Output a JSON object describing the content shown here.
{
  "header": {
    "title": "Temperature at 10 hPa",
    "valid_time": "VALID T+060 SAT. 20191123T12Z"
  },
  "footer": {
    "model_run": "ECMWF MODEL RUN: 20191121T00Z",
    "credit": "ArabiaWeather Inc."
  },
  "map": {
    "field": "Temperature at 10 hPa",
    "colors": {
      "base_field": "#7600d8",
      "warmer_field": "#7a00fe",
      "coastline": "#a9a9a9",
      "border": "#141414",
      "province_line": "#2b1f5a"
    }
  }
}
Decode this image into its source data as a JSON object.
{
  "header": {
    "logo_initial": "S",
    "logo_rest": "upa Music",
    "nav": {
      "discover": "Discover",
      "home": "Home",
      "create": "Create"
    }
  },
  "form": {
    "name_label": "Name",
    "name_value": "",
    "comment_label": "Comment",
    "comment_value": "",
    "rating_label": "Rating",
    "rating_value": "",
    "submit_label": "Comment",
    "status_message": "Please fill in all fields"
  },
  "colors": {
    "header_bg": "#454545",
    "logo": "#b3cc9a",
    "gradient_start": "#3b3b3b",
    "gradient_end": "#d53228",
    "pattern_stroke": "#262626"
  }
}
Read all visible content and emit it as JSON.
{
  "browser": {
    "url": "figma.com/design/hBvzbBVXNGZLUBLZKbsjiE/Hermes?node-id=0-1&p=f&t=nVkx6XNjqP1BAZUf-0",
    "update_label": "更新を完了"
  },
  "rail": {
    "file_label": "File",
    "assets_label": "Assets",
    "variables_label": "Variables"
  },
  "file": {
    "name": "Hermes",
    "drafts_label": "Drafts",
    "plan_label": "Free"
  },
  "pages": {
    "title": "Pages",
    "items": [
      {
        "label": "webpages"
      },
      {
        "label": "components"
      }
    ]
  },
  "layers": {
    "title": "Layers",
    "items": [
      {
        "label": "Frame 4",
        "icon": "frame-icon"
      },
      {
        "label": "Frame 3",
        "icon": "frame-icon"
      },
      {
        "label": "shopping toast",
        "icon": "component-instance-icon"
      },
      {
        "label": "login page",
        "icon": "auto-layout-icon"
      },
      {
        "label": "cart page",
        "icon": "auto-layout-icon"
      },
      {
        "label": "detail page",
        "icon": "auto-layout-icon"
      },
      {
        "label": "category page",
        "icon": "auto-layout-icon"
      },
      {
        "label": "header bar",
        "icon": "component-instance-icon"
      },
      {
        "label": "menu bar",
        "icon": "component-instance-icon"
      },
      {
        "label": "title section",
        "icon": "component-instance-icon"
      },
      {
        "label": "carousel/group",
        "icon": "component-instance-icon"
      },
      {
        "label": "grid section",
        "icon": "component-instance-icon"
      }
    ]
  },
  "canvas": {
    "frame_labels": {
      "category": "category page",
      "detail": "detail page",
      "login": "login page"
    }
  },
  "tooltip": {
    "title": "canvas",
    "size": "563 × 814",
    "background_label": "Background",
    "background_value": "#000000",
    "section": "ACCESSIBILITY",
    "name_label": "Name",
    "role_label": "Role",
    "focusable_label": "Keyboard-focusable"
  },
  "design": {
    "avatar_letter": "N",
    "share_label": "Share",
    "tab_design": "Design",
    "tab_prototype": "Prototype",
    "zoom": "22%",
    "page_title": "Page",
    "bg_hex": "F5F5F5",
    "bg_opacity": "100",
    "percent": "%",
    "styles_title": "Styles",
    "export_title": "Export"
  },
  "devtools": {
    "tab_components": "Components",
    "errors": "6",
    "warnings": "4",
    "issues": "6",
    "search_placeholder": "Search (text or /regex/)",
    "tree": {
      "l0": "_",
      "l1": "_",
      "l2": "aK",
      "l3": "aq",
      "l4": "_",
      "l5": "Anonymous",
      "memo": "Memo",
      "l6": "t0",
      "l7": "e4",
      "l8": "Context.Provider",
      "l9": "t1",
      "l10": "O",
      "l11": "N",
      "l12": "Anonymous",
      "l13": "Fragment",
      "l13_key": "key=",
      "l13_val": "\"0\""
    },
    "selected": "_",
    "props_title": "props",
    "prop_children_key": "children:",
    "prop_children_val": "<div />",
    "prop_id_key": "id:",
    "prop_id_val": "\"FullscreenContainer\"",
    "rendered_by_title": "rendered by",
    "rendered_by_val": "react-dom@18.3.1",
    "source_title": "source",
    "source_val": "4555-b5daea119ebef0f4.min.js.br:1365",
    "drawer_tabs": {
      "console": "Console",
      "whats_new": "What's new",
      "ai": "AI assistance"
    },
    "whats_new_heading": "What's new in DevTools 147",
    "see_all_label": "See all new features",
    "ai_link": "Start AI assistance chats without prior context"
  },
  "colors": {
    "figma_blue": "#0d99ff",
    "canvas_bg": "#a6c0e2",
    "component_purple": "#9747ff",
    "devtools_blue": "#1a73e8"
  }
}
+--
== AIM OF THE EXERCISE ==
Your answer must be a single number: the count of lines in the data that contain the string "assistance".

== ANSWER TO THE EXERCISE ==
2